Summer temperatures have finally arrived, and the training volume is climbing – This means a lot more time on long rides and runs in the heat. Theses strenuous and sweaty workouts are essential preparation for our races … but they can leave our bodies depleted of essential nutrients if we don’t properly fuel and hydrate. During intense bouts of activity, especially in the heat, we lose very important essential minerals, especially the macrominerals, in our sweat and require replacement. Has athletes it is imperative that we maintain a micronutrient dense diet to keep the optimal levels of each vitamin and mineral in order to function at our healthiest and perform at our best.
Truth is as an Endurance athlete – We require more of these little micronutrient gems than the general population … How much more? Well that’s a hard question to answer – since it’s not well studied. Anyone training for a triathlon or marathon and running for hours in the hot sun— will need to put extra effort into replenishing the minerals flushed out via sweat. We know macrominerals, (the major 3 being sodium, magnesium and potassium), are usually lost in our urine, during defecation and especially through sweating. These tiny but powerful minerals support many important functions within the body, for example proper fluid balance, nerve transmission, muscle contraction, cellular metabolism regulation, bone health, blood clotting, blood pressure regulation and immune system health– just to name a few.

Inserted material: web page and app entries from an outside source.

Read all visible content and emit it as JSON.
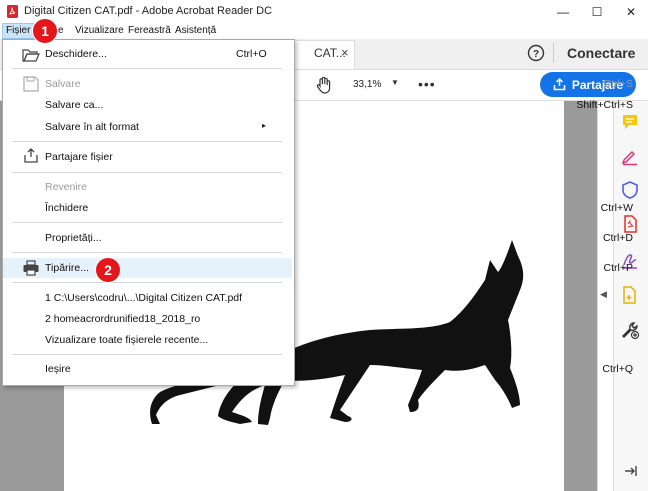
{
  "window": {
    "title": "Digital Citizen CAT.pdf - Adobe Acrobat Reader DC",
    "minimize": "—",
    "maximize": "☐",
    "close": "✕"
  },
  "menubar": {
    "items": [
      "Fișier",
      "Editare",
      "Vizualizare",
      "Fereastră",
      "Asistență"
    ],
    "visible_second_fragment": "e"
  },
  "tabs": {
    "doc_tab_label": "CAT...",
    "close": "×"
  },
  "header": {
    "sign_in": "Conectare",
    "share_button": "Partajare"
  },
  "toolbar": {
    "zoom": "33,1%",
    "more": "•••"
  },
  "file_menu": {
    "items": [
      {
        "label": "Deschidere...",
        "shortcut": "Ctrl+O",
        "enabled": true
      },
      {
        "label": "Salvare",
        "shortcut": "Ctrl+S",
        "enabled": false
      },
      {
        "label": "Salvare ca...",
        "shortcut": "Shift+Ctrl+S",
        "enabled": true
      },
      {
        "label": "Salvare în alt format",
        "shortcut": "▸",
        "enabled": true
      },
      {
        "label": "Partajare fișier",
        "shortcut": "",
        "enabled": true
      },
      {
        "label": "Revenire",
        "shortcut": "",
        "enabled": false
      },
      {
        "label": "Închidere",
        "shortcut": "Ctrl+W",
        "enabled": true
      },
      {
        "label": "Proprietăți...",
        "shortcut": "Ctrl+D",
        "enabled": true
      },
      {
        "label": "Tipărire...",
        "shortcut": "Ctrl+P",
        "enabled": true
      },
      {
        "label": "1 C:\\Users\\codru\\...\\Digital Citizen CAT.pdf",
        "shortcut": "",
        "enabled": true
      },
      {
        "label": "2 homeacrordrunified18_2018_ro",
        "shortcut": "",
        "enabled": true
      },
      {
        "label": "Vizualizare toate fișierele recente...",
        "shortcut": "",
        "enabled": true
      },
      {
        "label": "Ieșire",
        "shortcut": "Ctrl+Q",
        "enabled": true
      }
    ]
  },
  "badges": {
    "one": "1",
    "two": "2"
  },
  "colors": {
    "accent_blue": "#1473e6",
    "badge_red": "#e4161c",
    "highlight": "#e5f1fb"
  }
}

So how do we get a sufficient amount of these essential minerals our body requires since we can not produce and replace them on our own?
Remember refueling after an intense workout not only rebuilds and repairs our muscles by providing us with our macronutrients such as carbs for glycogen replenishment and protein for repair. But this refueling also hydrates us by replacing our essential minerals such as our electrolytes along with water.
As always … relying on a balanced and nutritious diet is always the first and most important starting point. These essential minerals come from rocks, soil, and water, and they’re absorbed as the plants grow or by animals as the animals eat the plants. What better way to get and replace some of them than with a wholefood Smoothie? There are many nature approved electrolyte restorers that we can consume without any artificial “extras” added … Green leafy vegetables such as spinach and one fruit in particular – the cucumber – (that’s right, cucumbers are not a vegetable) are rated as excellent and good replenishers of potassium and magnesium respectively . This is where the idea for the “Cool as a Spinach Cucumber” Smoothie fell into place.
Have you ever thought of using spinach and cucumbers in your smoothies?
Cucumber — A nutrient dense fruit – Meaning they have very few macronutrients (carbohydrates, fat and protein) but are high in nutrients. They are an excellent source of vitamin K and a good source of magnesium and potassium. Cucumbers have a high-water content aiding in our hydration and rehydration game. Cucumbers are also rich in phytonutrients which help us lower our risk of oxidative stress and chronic inflammation.
Spinach – Belongs to the amaranth family and is actually related to beets (think nitric oxide) and quinoa. When trying out green smoothies probably the first green leaf I would try is spinach. Its an absolute super food and I could write pages on its health benefits … ? … but it also has a neutral taste and ability to blend up without leaving little chunks in your drink, (unlike kale – which is also amazing but probably a slightly bitter for most people just starting to add a green smoothie to their dietary arsenal). Its an excellent source of vitamin K, magnesium, potassium and so much more that it’s almost a shame not to toss a handful into every smoothie you make.
Essential minerals are most beneficial when they come from food and there are many different types of green vegetables/fruits available to provide us with exceptional nourishment that is nothing short of astonishing! But … if you’re struggling with deficiencies even thou your diet is well balanced, have certain health conditions such as kidney stones or are on medications such as blood thinners — you may need to take supplements and/or adjust foods high in oxalates and vitamin K accordingly. So, if you fall into these categories please talk to your family health care provider (Physician, Pharmacist, Nutritionist etc.) The bottom line here: Your individual health will determine your essential mineral needs. Work with your health care provider to develop targets for dietary minerals that will enrich your health and overall performance in your desired sport.
Cool as a Spinach Cucumber Smoothie
Ingredients: for 1 serving
*1 kiwi peeled or 1 cup strawberries
*1/2 cup spinach
*1 Frozen banana
*1/8 avocado (helps with our absorption of Vit A, D, E and K)
*1/2 Tbsp chia seeds (optional – omega and healthy fats)
*3/4 cup vanilla Greek yoghurt
*1/4 serving of plain or vanilla protein powder
*2-3 large Bibb lettuce leaves
*1/2 English cucumber sliced
*optional ¼ cup coconut water
*pinch of Himalayan salt
Preparation prep time: 5-10 mins
Throw all ingredients into a blender and blitz for 30-60 seconds until creamy (It may seem like you have to add extra fluid at first but keep pulsing the blender – the water rich celery and kiwi or strawberries will do the trick within seconds)
298 calories, 29 g protein, 34 g carbs, 6 g fat
Barb Bryan, BSc(Pharmacy), BSc(Nutrition) APA PRESCRIBING RIGHTS